To celebrate the annual pilgrimages being made to schools across the country, we are offering our own alternative (or complement) to education: an inexpensive one-year print subscription and a digital copy of our first limited edition ebook, Bad Education, featuring some of the magazine’s best and crankiest writing about education – for only $20 (the least expensive we’ll ever offer; offer expires this Tuesday)!
silently enjoying the view
The Scientists: A Family Romance
by Marco Roth
Click through to read our latest in fiction: Hilary Leichter on working as a temp.
Image courtesy of Critical Todd.

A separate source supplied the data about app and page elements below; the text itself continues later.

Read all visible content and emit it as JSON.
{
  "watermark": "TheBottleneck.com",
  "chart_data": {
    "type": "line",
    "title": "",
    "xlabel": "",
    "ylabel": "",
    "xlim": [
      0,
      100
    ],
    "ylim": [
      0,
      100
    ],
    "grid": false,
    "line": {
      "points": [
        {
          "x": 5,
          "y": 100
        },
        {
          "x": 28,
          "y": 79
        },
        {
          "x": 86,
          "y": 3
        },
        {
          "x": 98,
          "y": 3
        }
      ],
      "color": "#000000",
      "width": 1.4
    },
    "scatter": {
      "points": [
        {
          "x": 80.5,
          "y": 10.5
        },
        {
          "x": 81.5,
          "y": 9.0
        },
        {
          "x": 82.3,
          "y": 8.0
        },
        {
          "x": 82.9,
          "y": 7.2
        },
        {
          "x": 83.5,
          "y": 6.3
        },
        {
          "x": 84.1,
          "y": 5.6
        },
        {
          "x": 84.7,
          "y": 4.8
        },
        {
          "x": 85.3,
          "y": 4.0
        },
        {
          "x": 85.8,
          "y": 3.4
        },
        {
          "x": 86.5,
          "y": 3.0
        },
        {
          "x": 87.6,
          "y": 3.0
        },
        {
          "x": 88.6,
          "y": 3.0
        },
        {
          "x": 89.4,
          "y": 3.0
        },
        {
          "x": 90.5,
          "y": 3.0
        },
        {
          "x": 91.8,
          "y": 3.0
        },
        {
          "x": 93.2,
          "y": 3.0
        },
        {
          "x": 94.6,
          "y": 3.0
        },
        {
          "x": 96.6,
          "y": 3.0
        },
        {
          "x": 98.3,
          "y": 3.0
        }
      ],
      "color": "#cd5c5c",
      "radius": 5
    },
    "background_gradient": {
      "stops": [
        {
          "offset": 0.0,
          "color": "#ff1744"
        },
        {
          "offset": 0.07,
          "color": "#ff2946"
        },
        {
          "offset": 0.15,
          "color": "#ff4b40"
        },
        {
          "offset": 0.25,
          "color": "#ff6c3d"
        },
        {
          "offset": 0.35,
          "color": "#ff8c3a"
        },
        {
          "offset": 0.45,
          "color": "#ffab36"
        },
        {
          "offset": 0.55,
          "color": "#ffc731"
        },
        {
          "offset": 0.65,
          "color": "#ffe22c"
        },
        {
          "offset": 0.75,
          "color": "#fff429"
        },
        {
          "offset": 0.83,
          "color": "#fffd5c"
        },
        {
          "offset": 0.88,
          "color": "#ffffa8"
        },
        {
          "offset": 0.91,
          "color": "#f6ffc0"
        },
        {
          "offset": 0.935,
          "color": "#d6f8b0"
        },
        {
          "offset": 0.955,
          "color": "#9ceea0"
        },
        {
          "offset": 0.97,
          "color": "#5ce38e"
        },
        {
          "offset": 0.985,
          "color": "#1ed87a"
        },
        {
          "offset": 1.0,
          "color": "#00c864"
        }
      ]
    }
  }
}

Throughout the 20th century, Parmar argues, the weak state was supplemented by private foundations, which took on many of the functions of government. Unelected, unaccountable, and for the most part unchecked, these foundations channeled billions of dollars into positioning the United States as a world power. Immune to the vicissitudes of democratic politics, they functioned as a shadow government.
Check out our review of Inderjeet Parmar’s Foundations of the American Century: The Ford, Carnegie, and Rockefeller Foundations in the rise of American Power here.
Image of Winthrop Rockefeller and his brothers (c.1918), courtesy of Karl’sfriend.
Pussy Riot performs on the pulpit of the Cathedral of Christ the Saviour in Moscow.
By comparing my public high school to a prison I wasn’t trying to be provocative. Instead, I wanted to convey the shock I felt when I first enrolled, observing the proceedings like a bemused anthropologist, or an alien.
The interns totes want you to buy some totes.
Back on the big screen, sparkling two-subpixel green was the backdrop for the image of Roger Federer, sweeping his right hand through his princely hair, as he waited to return serve against the sixty-eighth ranked player in the world, Fabio Fognini.
Peep our Wimbledon Diary.
The new Square/Circle n+1 tote bag.